Your task -
When a line in the listing contains the string "link", pick it out and copy it.

* * * * *

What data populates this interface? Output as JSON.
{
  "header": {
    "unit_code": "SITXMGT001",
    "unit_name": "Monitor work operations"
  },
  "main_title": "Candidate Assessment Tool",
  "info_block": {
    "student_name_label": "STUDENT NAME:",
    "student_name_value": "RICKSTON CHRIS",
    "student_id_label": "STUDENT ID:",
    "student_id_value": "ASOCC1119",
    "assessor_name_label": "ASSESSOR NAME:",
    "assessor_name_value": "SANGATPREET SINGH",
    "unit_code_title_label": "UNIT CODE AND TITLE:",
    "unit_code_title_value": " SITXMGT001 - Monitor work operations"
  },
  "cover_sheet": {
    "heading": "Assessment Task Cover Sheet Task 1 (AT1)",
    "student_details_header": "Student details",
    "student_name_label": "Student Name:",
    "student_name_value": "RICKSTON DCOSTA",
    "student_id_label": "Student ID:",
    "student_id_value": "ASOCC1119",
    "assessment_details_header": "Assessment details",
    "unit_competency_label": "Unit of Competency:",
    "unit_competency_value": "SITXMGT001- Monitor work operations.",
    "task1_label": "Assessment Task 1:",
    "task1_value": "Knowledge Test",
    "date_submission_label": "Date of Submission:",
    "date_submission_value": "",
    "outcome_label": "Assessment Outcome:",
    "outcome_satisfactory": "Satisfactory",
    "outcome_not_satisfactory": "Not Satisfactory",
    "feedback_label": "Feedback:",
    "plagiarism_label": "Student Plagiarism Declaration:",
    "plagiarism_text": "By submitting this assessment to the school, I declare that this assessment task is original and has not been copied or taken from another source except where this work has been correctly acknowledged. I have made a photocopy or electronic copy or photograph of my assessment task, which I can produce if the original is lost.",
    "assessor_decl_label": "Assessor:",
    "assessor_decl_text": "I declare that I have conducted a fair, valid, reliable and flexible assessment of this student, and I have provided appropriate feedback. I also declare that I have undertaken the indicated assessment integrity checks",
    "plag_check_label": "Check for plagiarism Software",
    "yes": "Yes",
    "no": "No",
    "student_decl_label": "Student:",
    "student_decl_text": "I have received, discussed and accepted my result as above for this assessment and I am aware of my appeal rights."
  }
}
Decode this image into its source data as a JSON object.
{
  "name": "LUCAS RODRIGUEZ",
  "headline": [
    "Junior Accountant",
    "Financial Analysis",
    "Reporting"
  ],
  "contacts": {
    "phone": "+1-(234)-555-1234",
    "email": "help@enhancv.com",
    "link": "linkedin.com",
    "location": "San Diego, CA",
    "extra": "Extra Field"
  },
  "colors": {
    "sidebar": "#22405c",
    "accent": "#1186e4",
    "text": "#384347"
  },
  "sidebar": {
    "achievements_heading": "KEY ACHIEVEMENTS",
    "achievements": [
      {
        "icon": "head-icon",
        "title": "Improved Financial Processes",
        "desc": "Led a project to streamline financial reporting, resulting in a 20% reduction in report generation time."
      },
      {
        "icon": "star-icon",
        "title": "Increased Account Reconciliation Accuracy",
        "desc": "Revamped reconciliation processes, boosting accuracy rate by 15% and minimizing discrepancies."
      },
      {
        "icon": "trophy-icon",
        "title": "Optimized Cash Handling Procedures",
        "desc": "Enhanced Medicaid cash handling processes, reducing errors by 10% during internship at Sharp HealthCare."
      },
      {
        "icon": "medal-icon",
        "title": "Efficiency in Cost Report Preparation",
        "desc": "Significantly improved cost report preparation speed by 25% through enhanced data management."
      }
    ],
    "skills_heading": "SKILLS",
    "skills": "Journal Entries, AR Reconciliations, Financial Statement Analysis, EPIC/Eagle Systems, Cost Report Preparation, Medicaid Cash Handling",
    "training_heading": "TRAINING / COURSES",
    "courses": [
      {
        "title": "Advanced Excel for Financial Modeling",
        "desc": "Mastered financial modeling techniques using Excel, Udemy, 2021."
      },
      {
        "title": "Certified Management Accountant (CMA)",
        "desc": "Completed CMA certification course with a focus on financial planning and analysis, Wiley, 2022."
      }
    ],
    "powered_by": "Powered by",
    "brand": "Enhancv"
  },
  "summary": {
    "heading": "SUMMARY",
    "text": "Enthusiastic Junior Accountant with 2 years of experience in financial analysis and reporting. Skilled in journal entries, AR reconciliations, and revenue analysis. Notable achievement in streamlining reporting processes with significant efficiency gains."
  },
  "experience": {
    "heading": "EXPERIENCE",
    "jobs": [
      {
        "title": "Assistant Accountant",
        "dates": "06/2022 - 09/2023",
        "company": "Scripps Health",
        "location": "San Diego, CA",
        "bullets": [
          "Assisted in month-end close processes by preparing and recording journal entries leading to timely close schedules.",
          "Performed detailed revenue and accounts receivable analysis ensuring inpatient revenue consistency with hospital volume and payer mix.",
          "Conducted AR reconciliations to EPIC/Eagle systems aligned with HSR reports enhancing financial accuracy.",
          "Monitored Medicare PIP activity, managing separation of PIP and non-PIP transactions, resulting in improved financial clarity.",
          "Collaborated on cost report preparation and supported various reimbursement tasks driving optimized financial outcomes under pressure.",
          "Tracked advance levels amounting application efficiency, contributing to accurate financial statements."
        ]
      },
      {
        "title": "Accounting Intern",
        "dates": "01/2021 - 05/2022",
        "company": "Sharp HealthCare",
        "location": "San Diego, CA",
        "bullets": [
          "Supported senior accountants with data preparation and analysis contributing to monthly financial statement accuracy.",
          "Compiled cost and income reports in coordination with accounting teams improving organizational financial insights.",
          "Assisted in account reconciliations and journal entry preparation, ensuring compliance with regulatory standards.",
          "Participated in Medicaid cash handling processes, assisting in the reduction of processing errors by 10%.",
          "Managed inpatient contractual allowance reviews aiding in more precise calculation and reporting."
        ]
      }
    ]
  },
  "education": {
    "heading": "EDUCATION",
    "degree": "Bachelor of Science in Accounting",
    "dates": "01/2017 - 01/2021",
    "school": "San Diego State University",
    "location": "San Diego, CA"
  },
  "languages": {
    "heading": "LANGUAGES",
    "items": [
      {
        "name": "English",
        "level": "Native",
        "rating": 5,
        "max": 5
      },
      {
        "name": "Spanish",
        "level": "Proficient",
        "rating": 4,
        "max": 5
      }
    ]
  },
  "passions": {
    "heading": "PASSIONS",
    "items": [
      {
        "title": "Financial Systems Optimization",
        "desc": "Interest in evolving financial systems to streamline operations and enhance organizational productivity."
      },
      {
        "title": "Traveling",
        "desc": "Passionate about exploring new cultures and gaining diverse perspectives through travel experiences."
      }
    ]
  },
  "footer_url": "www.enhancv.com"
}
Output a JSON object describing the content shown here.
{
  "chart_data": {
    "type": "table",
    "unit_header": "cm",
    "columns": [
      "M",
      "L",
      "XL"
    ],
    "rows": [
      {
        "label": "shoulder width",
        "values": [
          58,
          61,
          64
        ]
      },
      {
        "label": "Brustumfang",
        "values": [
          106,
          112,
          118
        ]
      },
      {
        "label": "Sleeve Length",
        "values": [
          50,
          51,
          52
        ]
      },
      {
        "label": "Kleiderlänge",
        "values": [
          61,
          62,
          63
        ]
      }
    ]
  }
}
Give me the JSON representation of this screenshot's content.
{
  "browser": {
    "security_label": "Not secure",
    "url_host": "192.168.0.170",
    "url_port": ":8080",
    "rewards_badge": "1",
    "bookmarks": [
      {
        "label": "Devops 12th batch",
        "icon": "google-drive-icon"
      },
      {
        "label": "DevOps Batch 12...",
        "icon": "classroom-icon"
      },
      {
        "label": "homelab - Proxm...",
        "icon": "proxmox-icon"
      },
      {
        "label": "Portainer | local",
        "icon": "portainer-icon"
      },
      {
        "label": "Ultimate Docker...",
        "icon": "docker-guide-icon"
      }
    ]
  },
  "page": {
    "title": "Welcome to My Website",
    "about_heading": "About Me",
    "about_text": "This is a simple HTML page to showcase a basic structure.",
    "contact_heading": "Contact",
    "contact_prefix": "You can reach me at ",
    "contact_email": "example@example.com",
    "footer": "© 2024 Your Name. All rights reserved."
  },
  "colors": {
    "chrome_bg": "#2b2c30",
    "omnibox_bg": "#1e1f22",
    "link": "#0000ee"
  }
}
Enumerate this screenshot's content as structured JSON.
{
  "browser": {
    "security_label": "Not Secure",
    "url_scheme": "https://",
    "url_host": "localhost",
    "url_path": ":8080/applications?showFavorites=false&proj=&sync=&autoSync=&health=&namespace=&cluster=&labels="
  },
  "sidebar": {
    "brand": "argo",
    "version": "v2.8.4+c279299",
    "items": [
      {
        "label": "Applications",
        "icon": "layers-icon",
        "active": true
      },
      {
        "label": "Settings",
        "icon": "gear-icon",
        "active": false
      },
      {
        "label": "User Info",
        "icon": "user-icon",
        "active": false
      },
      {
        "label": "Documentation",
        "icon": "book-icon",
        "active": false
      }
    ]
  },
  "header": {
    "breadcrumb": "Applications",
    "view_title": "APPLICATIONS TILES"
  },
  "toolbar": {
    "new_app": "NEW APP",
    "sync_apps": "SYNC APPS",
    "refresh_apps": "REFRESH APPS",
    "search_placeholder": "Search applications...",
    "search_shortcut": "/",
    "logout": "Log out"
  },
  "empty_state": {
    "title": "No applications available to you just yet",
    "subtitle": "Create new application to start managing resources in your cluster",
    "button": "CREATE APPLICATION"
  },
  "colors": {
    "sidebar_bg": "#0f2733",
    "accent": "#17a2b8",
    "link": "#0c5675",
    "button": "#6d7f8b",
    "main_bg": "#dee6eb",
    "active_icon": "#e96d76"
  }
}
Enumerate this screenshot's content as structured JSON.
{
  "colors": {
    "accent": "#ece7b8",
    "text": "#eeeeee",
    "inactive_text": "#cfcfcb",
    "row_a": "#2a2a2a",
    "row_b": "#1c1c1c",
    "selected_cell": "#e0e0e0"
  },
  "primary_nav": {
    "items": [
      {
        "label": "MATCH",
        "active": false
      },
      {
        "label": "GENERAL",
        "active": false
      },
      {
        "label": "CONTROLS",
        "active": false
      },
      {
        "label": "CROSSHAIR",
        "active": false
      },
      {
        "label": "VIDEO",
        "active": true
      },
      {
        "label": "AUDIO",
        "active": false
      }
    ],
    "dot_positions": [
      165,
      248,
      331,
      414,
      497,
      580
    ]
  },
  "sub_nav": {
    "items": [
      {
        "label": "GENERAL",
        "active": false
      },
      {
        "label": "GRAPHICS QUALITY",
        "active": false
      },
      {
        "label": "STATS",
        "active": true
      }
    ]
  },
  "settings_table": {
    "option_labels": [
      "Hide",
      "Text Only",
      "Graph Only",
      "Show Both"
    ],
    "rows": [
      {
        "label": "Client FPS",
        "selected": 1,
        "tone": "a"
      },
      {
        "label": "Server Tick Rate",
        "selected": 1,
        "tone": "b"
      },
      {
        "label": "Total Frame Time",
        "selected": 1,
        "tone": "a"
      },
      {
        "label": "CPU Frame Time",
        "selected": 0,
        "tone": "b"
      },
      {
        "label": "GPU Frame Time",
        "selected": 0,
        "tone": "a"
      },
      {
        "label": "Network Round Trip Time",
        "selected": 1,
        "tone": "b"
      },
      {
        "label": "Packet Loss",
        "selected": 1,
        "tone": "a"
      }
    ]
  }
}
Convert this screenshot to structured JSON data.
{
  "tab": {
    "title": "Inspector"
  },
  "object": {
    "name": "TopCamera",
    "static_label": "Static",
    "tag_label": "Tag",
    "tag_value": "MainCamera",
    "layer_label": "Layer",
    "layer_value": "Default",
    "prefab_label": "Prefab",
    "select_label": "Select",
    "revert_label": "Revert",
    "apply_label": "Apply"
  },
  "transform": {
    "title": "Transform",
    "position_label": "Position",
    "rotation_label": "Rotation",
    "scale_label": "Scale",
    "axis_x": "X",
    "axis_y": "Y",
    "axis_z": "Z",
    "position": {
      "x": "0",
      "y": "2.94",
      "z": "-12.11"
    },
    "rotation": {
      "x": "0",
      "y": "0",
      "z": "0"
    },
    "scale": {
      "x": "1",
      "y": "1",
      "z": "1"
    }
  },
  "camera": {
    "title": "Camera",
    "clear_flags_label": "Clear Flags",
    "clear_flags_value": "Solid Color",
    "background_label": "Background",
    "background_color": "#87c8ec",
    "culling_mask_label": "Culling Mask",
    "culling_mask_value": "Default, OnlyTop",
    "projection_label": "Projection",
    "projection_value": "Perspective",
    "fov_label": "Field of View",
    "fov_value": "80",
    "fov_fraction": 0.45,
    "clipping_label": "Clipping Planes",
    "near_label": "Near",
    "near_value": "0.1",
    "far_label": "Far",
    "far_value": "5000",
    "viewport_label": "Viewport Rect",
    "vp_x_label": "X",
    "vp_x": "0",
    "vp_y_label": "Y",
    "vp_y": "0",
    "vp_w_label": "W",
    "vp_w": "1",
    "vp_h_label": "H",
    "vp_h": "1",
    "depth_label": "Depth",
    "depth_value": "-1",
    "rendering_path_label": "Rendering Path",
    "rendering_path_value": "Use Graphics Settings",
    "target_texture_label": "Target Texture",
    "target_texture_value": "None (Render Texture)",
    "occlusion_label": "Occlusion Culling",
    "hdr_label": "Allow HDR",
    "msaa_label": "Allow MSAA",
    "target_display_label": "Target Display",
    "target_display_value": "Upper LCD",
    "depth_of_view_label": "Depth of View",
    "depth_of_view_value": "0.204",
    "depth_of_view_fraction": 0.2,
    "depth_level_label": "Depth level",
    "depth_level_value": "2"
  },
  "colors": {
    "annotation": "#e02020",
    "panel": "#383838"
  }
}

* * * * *

Task response -
    "link": "linkedin.com",
    "link": "#0000ee"
    "link": "#0c5675",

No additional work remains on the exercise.